11 Sep Chhaupadi – banished to the cowshed
The practice of banishing menstruating women to a cowshed or small mud hut
Imagine, once a month, being turned out of the family home and sent to live in a dilapidated shed for five days. In the summer it is ferociously hot and you risk heat stroke, while in the winter it is desperately cold. You cannot wash yourself or your clothes, you cannot get clean drinking water, and what food you have is far from nutritious – no meat, fruit, or dairy products. You may be at risk of attacks from wild animals or even rape. This is chhaupadi, the practice of banishing menstruating women to a cowshed or small mud hut.

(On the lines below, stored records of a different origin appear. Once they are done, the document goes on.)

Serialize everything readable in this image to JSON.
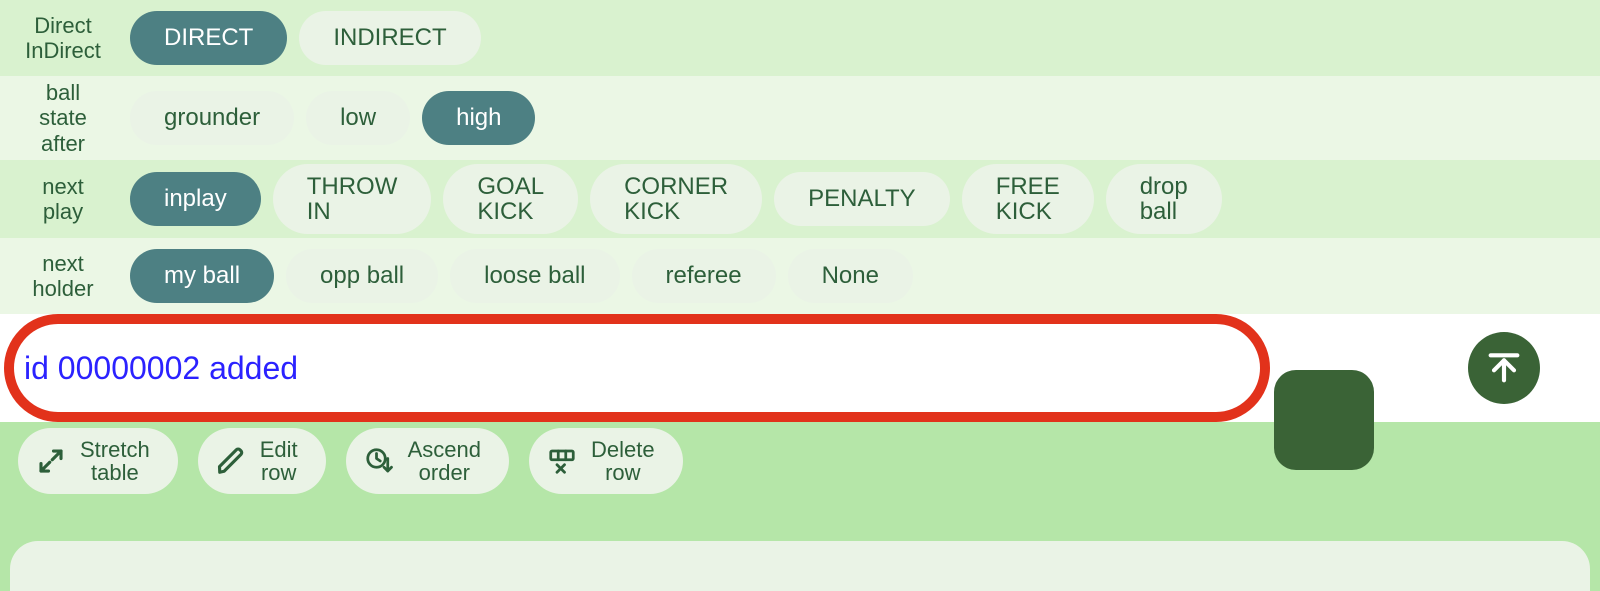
{
  "rows": {
    "direct_indirect": {
      "label_line1": "Direct",
      "label_line2": "InDirect",
      "options": {
        "direct": "DIRECT",
        "indirect": "INDIRECT"
      },
      "selected": "direct"
    },
    "ball_state_after": {
      "label_line1": "ball",
      "label_line2": "state",
      "label_line3": "after",
      "options": {
        "grounder": "grounder",
        "low": "low",
        "high": "high"
      },
      "selected": "high"
    },
    "next_play": {
      "label_line1": "next",
      "label_line2": "play",
      "options": {
        "inplay": "inplay",
        "throw_in_l1": "THROW",
        "throw_in_l2": "IN",
        "goal_kick_l1": "GOAL",
        "goal_kick_l2": "KICK",
        "corner_kick_l1": "CORNER",
        "corner_kick_l2": "KICK",
        "penalty": "PENALTY",
        "free_kick_l1": "FREE",
        "free_kick_l2": "KICK",
        "drop_ball_l1": "drop",
        "drop_ball_l2": "ball"
      },
      "selected": "inplay"
    },
    "next_holder": {
      "label_line1": "next",
      "label_line2": "holder",
      "options": {
        "my_ball": "my ball",
        "opp_ball": "opp ball",
        "loose_ball": "loose ball",
        "referee": "referee",
        "none": "None"
      },
      "selected": "my_ball"
    }
  },
  "status_message": "id 00000002 added",
  "action_buttons": {
    "stretch_table_l1": "Stretch",
    "stretch_table_l2": "table",
    "edit_row_l1": "Edit",
    "edit_row_l2": "row",
    "ascend_order_l1": "Ascend",
    "ascend_order_l2": "order",
    "delete_row_l1": "Delete",
    "delete_row_l2": "row"
  },
  "colors": {
    "bg": "#b5e6a8",
    "row_light": "#ebf7e5",
    "row_dark": "#d9f2cf",
    "pill_bg": "#eaf3e6",
    "pill_selected": "#4d8083",
    "text": "#2d5f3a",
    "status_border": "#e2321b",
    "status_text": "#2b22ff",
    "fab": "#3a6336"
  }
}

Chhaupadi has its roots in extreme poverty. Women with a single sari could not afford to replace a stained one. Instead, they would wear a simple wrap around skirt, while menstruating. There is also a superstitious side to chhaupadi. Women have been taught that if they stay at home, they will make the gods angry. They are not allowed to touch their male relatives or take part in family events. In some places it is believed that the touch of a menstruating woman could kill cattle and cause crops to fail.

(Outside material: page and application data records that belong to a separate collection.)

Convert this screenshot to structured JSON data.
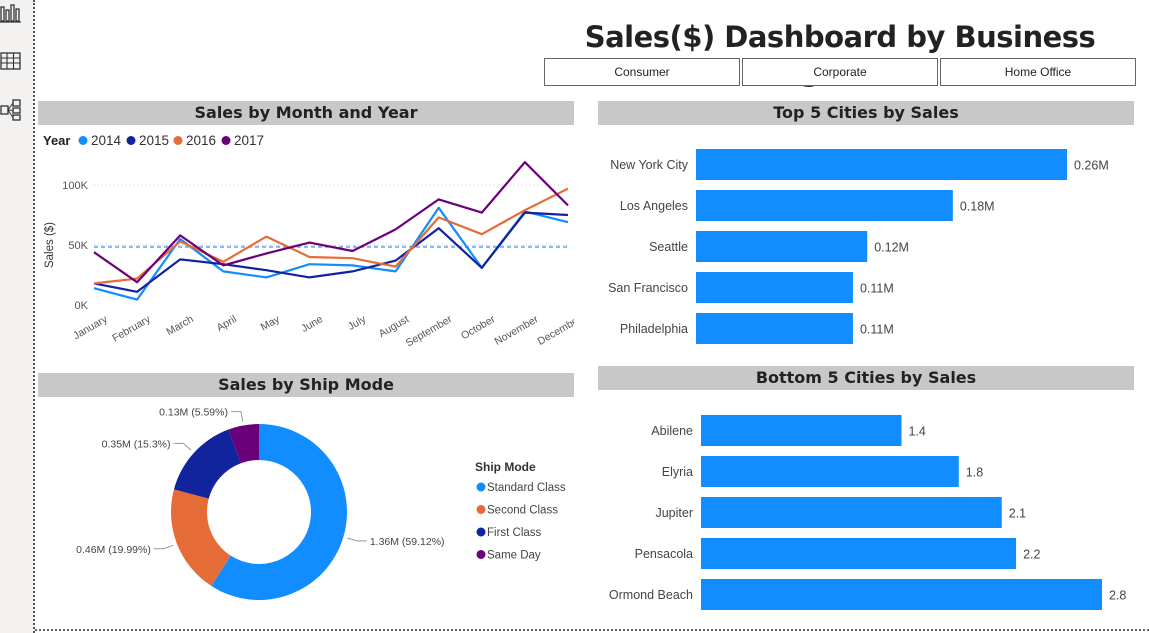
{
  "title": "Sales($) Dashboard by Business Segments",
  "slicers": [
    "Consumer",
    "Corporate",
    "Home Office"
  ],
  "sidebar": {
    "icons": [
      "report-view-icon",
      "data-view-icon",
      "model-view-icon"
    ]
  },
  "panels": {
    "line": "Sales by Month and Year",
    "top5": "Top 5 Cities by Sales",
    "ship": "Sales by Ship Mode",
    "bottom5": "Bottom 5 Cities by Sales"
  },
  "chart_data": [
    {
      "type": "line",
      "title": "Sales by Month and Year",
      "legend_title": "Year",
      "ylabel": "Sales ($)",
      "xlabel": "",
      "ylim": [
        0,
        100000
      ],
      "yticks": [
        0,
        50000,
        100000
      ],
      "ytick_labels": [
        "0K",
        "50K",
        "100K"
      ],
      "average_line": 48500,
      "categories": [
        "January",
        "February",
        "March",
        "April",
        "May",
        "June",
        "July",
        "August",
        "September",
        "October",
        "November",
        "December"
      ],
      "series": [
        {
          "name": "2014",
          "color": "#118dff",
          "values": [
            14000,
            4500,
            55000,
            28000,
            23000,
            34000,
            33000,
            28000,
            81000,
            31000,
            78000,
            69000
          ]
        },
        {
          "name": "2015",
          "color": "#12239e",
          "values": [
            18000,
            11000,
            38000,
            34000,
            29000,
            23000,
            28000,
            37000,
            64000,
            31000,
            77000,
            75000
          ]
        },
        {
          "name": "2016",
          "color": "#e66c37",
          "values": [
            18000,
            22000,
            53000,
            36000,
            57000,
            40000,
            39000,
            32000,
            73000,
            59000,
            79000,
            97000
          ]
        },
        {
          "name": "2017",
          "color": "#6b007b",
          "values": [
            44000,
            19000,
            58000,
            33000,
            43000,
            52000,
            45000,
            63000,
            88000,
            77000,
            119000,
            83000
          ]
        }
      ]
    },
    {
      "type": "bar",
      "title": "Top 5 Cities by Sales",
      "orientation": "horizontal",
      "color": "#118dff",
      "categories": [
        "New York City",
        "Los Angeles",
        "Seattle",
        "San Francisco",
        "Philadelphia"
      ],
      "values": [
        0.26,
        0.18,
        0.12,
        0.11,
        0.11
      ],
      "labels": [
        "0.26M",
        "0.18M",
        "0.12M",
        "0.11M",
        "0.11M"
      ]
    },
    {
      "type": "pie",
      "variant": "donut",
      "title": "Sales by Ship Mode",
      "legend_title": "Ship Mode",
      "slices": [
        {
          "name": "Standard Class",
          "value": 1.36,
          "percent": 59.12,
          "label": "1.36M (59.12%)",
          "color": "#118dff"
        },
        {
          "name": "Second Class",
          "value": 0.46,
          "percent": 19.99,
          "label": "0.46M (19.99%)",
          "color": "#e66c37"
        },
        {
          "name": "First Class",
          "value": 0.35,
          "percent": 15.3,
          "label": "0.35M (15.3%)",
          "color": "#12239e"
        },
        {
          "name": "Same Day",
          "value": 0.13,
          "percent": 5.59,
          "label": "0.13M (5.59%)",
          "color": "#6b007b"
        }
      ]
    },
    {
      "type": "bar",
      "title": "Bottom 5 Cities by Sales",
      "orientation": "horizontal",
      "color": "#118dff",
      "categories": [
        "Abilene",
        "Elyria",
        "Jupiter",
        "Pensacola",
        "Ormond Beach"
      ],
      "values": [
        1.4,
        1.8,
        2.1,
        2.2,
        2.8
      ],
      "labels": [
        "1.4",
        "1.8",
        "2.1",
        "2.2",
        "2.8"
      ]
    }
  ]
}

Chhaupadi is rife across many districts in western Nepal. It also affects women giving birth, so it is unsurprising that maternal and neonatal death rates are higher in districts where chhaupadi is practised. The dirty environment can lead to all kinds of infections, and some women suffer from mental health conditions such as depression.

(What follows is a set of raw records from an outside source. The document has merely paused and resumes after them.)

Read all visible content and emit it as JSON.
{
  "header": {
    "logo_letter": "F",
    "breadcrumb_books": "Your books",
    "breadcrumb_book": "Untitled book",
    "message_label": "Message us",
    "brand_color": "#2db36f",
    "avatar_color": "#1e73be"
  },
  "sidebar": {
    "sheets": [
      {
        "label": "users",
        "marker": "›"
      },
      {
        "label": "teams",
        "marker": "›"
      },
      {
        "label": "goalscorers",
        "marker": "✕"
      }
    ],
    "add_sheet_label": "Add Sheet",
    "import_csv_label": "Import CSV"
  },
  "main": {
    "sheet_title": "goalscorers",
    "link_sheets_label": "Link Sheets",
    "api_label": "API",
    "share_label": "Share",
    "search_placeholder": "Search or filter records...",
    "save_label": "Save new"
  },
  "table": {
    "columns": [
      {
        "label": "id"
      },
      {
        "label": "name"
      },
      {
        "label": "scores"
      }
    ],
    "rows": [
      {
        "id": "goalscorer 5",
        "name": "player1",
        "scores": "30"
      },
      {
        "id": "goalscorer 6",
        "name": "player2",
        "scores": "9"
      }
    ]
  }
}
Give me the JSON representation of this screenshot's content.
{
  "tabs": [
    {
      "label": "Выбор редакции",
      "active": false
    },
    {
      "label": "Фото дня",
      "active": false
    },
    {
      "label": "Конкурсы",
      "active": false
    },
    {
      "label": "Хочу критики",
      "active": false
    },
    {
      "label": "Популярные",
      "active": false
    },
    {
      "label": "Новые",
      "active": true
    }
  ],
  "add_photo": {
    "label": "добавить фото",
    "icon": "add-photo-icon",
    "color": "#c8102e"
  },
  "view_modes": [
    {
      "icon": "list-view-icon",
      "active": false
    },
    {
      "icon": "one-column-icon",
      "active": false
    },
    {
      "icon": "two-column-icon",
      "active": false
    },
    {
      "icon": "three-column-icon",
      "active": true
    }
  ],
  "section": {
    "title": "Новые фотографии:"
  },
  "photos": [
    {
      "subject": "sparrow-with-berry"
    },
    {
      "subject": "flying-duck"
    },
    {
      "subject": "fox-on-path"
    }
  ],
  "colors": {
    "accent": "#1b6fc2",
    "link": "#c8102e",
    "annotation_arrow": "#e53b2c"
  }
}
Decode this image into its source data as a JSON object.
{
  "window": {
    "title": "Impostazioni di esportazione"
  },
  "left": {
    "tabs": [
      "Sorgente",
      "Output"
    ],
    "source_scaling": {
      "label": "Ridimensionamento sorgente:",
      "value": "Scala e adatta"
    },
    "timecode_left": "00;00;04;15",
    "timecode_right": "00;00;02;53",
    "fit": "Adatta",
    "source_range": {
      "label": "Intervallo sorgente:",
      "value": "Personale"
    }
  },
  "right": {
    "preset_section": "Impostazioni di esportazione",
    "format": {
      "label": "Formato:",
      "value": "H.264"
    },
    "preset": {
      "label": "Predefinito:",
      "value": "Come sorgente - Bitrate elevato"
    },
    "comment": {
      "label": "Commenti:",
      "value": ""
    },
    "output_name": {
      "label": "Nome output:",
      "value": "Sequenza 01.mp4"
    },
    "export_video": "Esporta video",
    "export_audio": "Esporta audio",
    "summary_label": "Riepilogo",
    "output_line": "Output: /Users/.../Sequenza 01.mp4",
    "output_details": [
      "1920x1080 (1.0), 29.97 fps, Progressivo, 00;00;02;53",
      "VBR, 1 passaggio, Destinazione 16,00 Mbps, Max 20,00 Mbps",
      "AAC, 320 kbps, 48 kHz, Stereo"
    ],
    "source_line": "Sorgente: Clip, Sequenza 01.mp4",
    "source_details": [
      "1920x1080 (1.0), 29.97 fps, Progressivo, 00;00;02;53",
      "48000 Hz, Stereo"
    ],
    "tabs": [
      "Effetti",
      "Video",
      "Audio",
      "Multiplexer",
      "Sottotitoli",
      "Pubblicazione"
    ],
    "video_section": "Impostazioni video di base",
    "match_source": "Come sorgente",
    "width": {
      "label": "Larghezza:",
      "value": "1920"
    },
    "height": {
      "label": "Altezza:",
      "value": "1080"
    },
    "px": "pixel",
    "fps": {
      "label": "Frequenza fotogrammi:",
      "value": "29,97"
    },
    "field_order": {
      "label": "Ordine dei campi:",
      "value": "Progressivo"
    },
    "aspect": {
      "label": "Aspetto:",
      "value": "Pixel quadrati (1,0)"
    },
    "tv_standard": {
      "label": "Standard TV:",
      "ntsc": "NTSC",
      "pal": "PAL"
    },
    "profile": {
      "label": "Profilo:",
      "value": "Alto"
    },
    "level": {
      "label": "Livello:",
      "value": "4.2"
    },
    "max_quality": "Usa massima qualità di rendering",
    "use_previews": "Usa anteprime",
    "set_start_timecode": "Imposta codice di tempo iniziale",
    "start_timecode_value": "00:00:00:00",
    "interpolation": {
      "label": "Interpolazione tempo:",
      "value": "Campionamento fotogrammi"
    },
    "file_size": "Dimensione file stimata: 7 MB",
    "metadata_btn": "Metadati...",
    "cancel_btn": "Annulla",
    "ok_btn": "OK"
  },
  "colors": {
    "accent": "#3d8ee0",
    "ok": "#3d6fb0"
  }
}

In 2017 chhaupadi was criminalised, but education is more effective. INF staff are using Self Help Groups to educate communities about health and sanitation. This allows conversation about the practice of chhaupadi. As a result, women in some of INF’s projects are no longer viewed as cursed, or excluded from their families.